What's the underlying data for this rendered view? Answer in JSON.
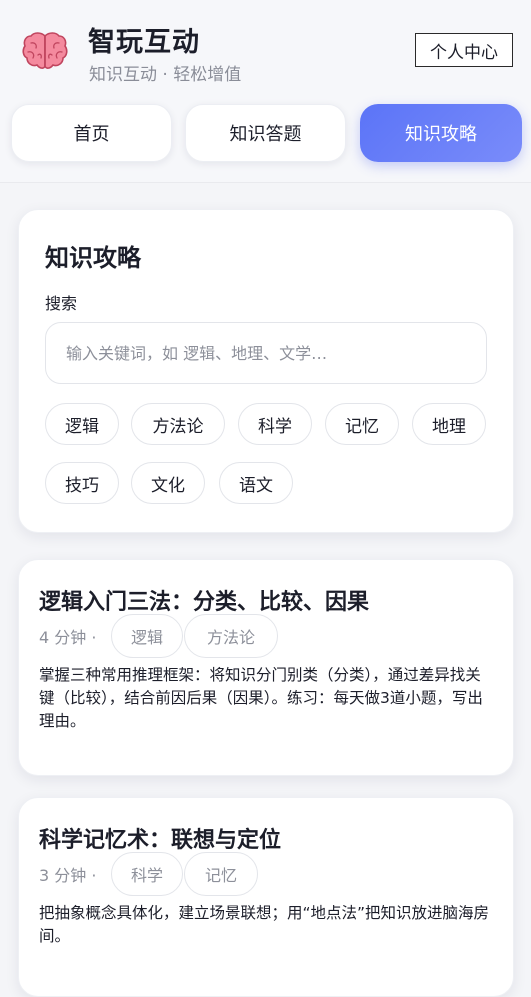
{
  "app": {
    "title": "智玩互动",
    "subtitle": "知识互动 · 轻松增值",
    "profile_label": "个人中心",
    "logo_icon": "brain-icon"
  },
  "tabs": [
    {
      "label": "首页",
      "active": false
    },
    {
      "label": "知识答题",
      "active": false
    },
    {
      "label": "知识攻略",
      "active": true
    }
  ],
  "guide": {
    "title": "知识攻略",
    "search_label": "搜索",
    "search_placeholder": "输入关键词，如 逻辑、地理、文学…",
    "search_value": "",
    "categories": [
      "逻辑",
      "方法论",
      "科学",
      "记忆",
      "地理",
      "技巧",
      "文化",
      "语文"
    ]
  },
  "articles": [
    {
      "title": "逻辑入门三法：分类、比较、因果",
      "duration": "4 分钟 ·",
      "tags": [
        "逻辑",
        "方法论"
      ],
      "body": "掌握三种常用推理框架：将知识分门别类（分类），通过差异找关键（比较），结合前因后果（因果）。练习：每天做3道小题，写出理由。"
    },
    {
      "title": "科学记忆术：联想与定位",
      "duration": "3 分钟 ·",
      "tags": [
        "科学",
        "记忆"
      ],
      "body": "把抽象概念具体化，建立场景联想；用“地点法”把知识放进脑海房间。"
    }
  ],
  "colors": {
    "accent": "#5b74f7",
    "background": "#f4f5f8",
    "card": "#ffffff",
    "muted_text": "#8d909a",
    "brain_pink": "#f48a9e"
  }
}
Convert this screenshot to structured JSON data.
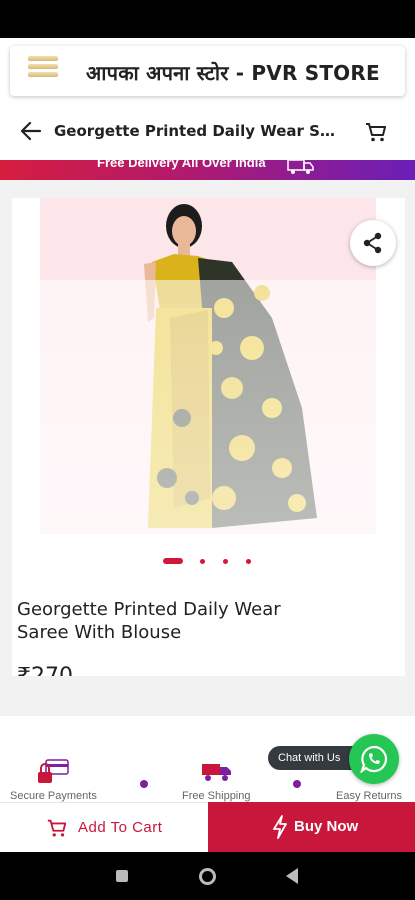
{
  "store": {
    "title": "आपका अपना स्टोर - PVR STORE"
  },
  "nav": {
    "title": "Georgette Printed Daily Wear Sare..."
  },
  "banner": {
    "text": "Free Delivery All Over India"
  },
  "product": {
    "name": "Georgette Printed Daily Wear Saree With Blouse",
    "price": "₹270",
    "slides": 4,
    "active_slide": 1
  },
  "features": [
    {
      "label": "Secure Payments",
      "icon": "card-lock-icon"
    },
    {
      "label": "Free Shipping",
      "icon": "truck-icon"
    },
    {
      "label": "Easy Returns",
      "icon": "return-icon"
    }
  ],
  "chat": {
    "label": "Chat with Us"
  },
  "actions": {
    "add_to_cart": "Add To Cart",
    "buy_now": "Buy Now"
  },
  "colors": {
    "accent": "#c8173b",
    "whatsapp": "#25c654",
    "feature_dot": "#7e1ea0"
  }
}
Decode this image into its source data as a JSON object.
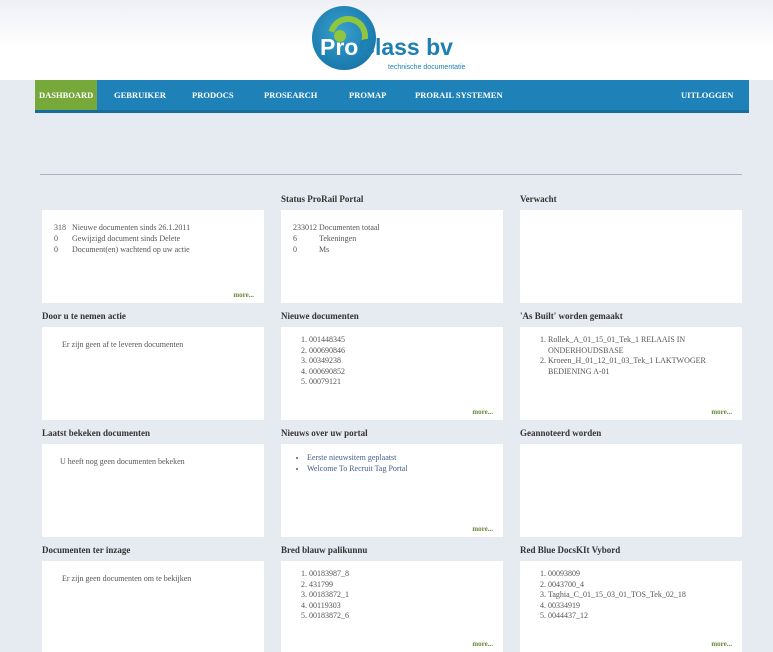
{
  "brand": {
    "name_pro": "Pro",
    "name_rest": "Class bv",
    "tagline": "technische documentatie"
  },
  "nav": {
    "items": [
      "DASHBOARD",
      "GEBRUIKER",
      "PRODOCS",
      "PROSEARCH",
      "PROMAP",
      "PRORAIL SYSTEMEN"
    ],
    "logout": "UITLOGGEN",
    "active": "DASHBOARD"
  },
  "more_label": "more...",
  "panels": {
    "p1": {
      "title": "",
      "rows": [
        {
          "num": "318",
          "text": "Nieuwe documenten sinds 26.1.2011"
        },
        {
          "num": "0",
          "text": "Gewijzigd document sinds Delete"
        },
        {
          "num": "0",
          "text": "Document(en) wachtend op uw actie"
        }
      ]
    },
    "p2": {
      "title": "Status ProRail Portal",
      "rows": [
        {
          "num": "233012",
          "text": "Documenten totaal"
        },
        {
          "num": "6",
          "text": "Tekeningen"
        },
        {
          "num": "0",
          "text": "Ms"
        }
      ]
    },
    "p3": {
      "title": "Verwacht"
    },
    "p4": {
      "title": "Door u te nemen actie",
      "text": "Er zijn geen af te leveren documenten"
    },
    "p5": {
      "title": "Nieuwe documenten",
      "items": [
        "001448345",
        "000690846",
        "00349238",
        "000690852",
        "00079121"
      ]
    },
    "p6": {
      "title": "'As Built' worden gemaakt",
      "items": [
        "Rollek_A_01_15_01_Tek_1 RELAAIS IN ONDERHOUDSBASE",
        "Kroeen_H_01_12_01_03_Tek_1 LAKTWOGER BEDIENING A-01"
      ]
    },
    "p7": {
      "title": "Laatst bekeken documenten",
      "text": "U heeft nog geen documenten bekeken"
    },
    "p8": {
      "title": "Nieuws over uw portal",
      "items": [
        "Eerste nieuwsitem geplaatst",
        "Welcome To Recruit Tag Portal"
      ]
    },
    "p9": {
      "title": "Geannoteerd worden"
    },
    "p10": {
      "title": "Documenten ter inzage",
      "text": "Er zijn geen documenten om te bekijken"
    },
    "p11": {
      "title": "Bred blauw palikunnu",
      "items": [
        "00183987_8",
        "431799",
        "00183872_1",
        "00119303",
        "00183872_6"
      ]
    },
    "p12": {
      "title": "Red Blue DocsKIt Vybord",
      "items": [
        "00093809",
        "0043700_4",
        "Taghia_C_01_15_03_01_TOS_Tek_02_18",
        "00334919",
        "0044437_12"
      ]
    }
  }
}
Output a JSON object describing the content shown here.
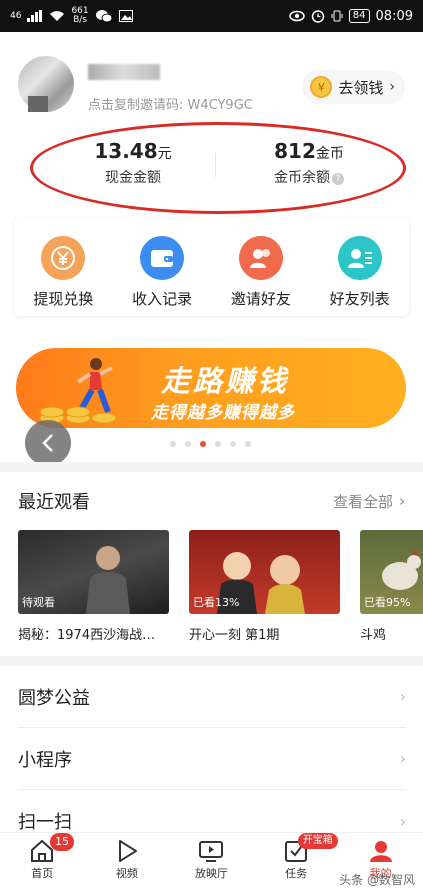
{
  "status_bar": {
    "network": "46",
    "speed_value": "661",
    "speed_unit": "B/s",
    "battery": "84",
    "time": "08:09"
  },
  "profile": {
    "invite_text": "点击复制邀请码: W4CY9GC",
    "get_money": "去领钱"
  },
  "balances": {
    "cash_value": "13.48",
    "cash_unit": "元",
    "cash_label": "现金金额",
    "coin_value": "812",
    "coin_unit": "金币",
    "coin_label": "金币余额",
    "help_glyph": "?"
  },
  "quick_actions": [
    {
      "label": "提现兑换",
      "icon": "yen-icon",
      "color": "#f5a35a"
    },
    {
      "label": "收入记录",
      "icon": "wallet-icon",
      "color": "#3b8ef0"
    },
    {
      "label": "邀请好友",
      "icon": "invite-user-icon",
      "color": "#f06a4d"
    },
    {
      "label": "好友列表",
      "icon": "friend-list-icon",
      "color": "#2cc6c9"
    }
  ],
  "banner": {
    "title": "走路赚钱",
    "subtitle": "走得越多赚得越多",
    "slides": 6,
    "active_slide": 3
  },
  "recent": {
    "title": "最近观看",
    "view_all": "查看全部",
    "items": [
      {
        "progress": "待观看",
        "title": "揭秘：1974西沙海战…"
      },
      {
        "progress": "已看13%",
        "title": "开心一刻 第1期"
      },
      {
        "progress": "已看95%",
        "title": "斗鸡"
      }
    ]
  },
  "menu": [
    {
      "label": "圆梦公益"
    },
    {
      "label": "小程序"
    },
    {
      "label": "扫一扫"
    }
  ],
  "tabbar": [
    {
      "label": "首页",
      "icon": "home-icon",
      "badge": "15"
    },
    {
      "label": "视频",
      "icon": "play-icon",
      "badge": ""
    },
    {
      "label": "放映厅",
      "icon": "tv-icon",
      "badge": ""
    },
    {
      "label": "任务",
      "icon": "task-icon",
      "badge": "开宝箱"
    },
    {
      "label": "我的",
      "icon": "profile-icon",
      "badge": ""
    }
  ],
  "watermark": "头条 @数智风",
  "colors": {
    "accent_red": "#e53935",
    "circle_red": "#d92a24",
    "banner_orange": "#ff9c1e"
  }
}
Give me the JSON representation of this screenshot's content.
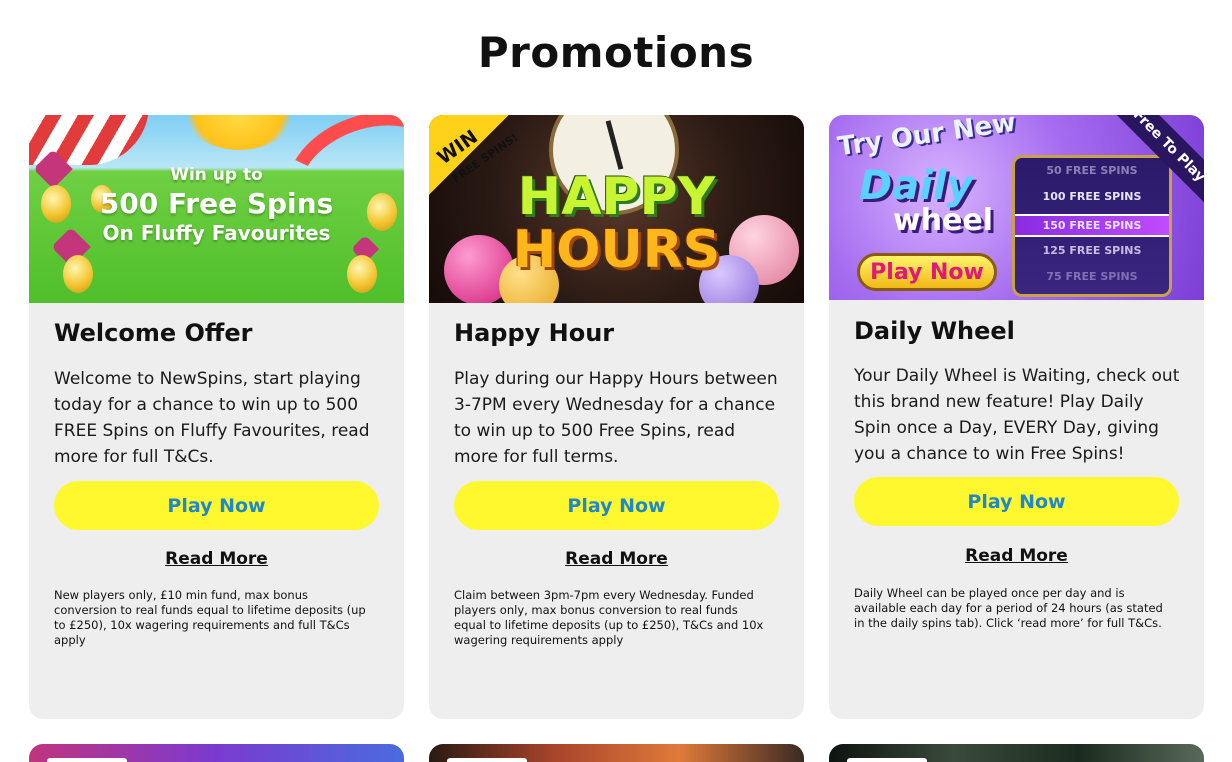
{
  "page": {
    "title": "Promotions"
  },
  "cards": [
    {
      "title": "Welcome Offer",
      "description": "Welcome to NewSpins, start playing today for a chance to win up to 500 FREE Spins on Fluffy Favourites, read more for full T&Cs.",
      "play_label": "Play Now",
      "read_more_label": "Read More",
      "terms": "New players only, £10 min fund, max bonus conversion to real funds equal to lifetime deposits (up to £250), 10x wagering requirements and full T&Cs apply",
      "banner": {
        "line1": "Win up to",
        "line2": "500 Free Spins",
        "line3": "On Fluffy Favourites"
      }
    },
    {
      "title": "Happy Hour",
      "description": "Play during our Happy Hours between 3-7PM every Wednesday for a chance to win up to 500 Free Spins, read more for full terms.",
      "play_label": "Play Now",
      "read_more_label": "Read More",
      "terms": "Claim between 3pm-7pm every Wednesday. Funded players only, max bonus conversion to real funds equal to lifetime deposits (up to £250), T&Cs and 10x wagering requirements apply",
      "banner": {
        "ribbon1": "WIN",
        "ribbon2": "FREE SPINS!",
        "line1": "HAPPY",
        "line2": "HOURS"
      }
    },
    {
      "title": "Daily Wheel",
      "description": "Your Daily Wheel is Waiting, check out this brand new feature! Play Daily Spin once a Day, EVERY Day, giving you a chance to win Free Spins!",
      "play_label": "Play Now",
      "read_more_label": "Read More",
      "terms": "Daily Wheel can be played once per day and is available each day for a period of 24 hours (as stated in the daily spins tab). Click ‘read more’ for full T&Cs.",
      "banner": {
        "try": "Try Our New",
        "daily": "Daily",
        "wheel": "wheel",
        "play": "Play Now",
        "corner": "Free To Play",
        "rows": [
          "50 FREE SPINS",
          "100 FREE SPINS",
          "150 FREE SPINS",
          "125 FREE SPINS",
          "75 FREE SPINS"
        ]
      }
    }
  ],
  "colors": {
    "play_button_bg": "#fff82e",
    "play_button_text": "#1e88c8",
    "card_bg": "#eeeeee"
  }
}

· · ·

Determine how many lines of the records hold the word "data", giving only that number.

3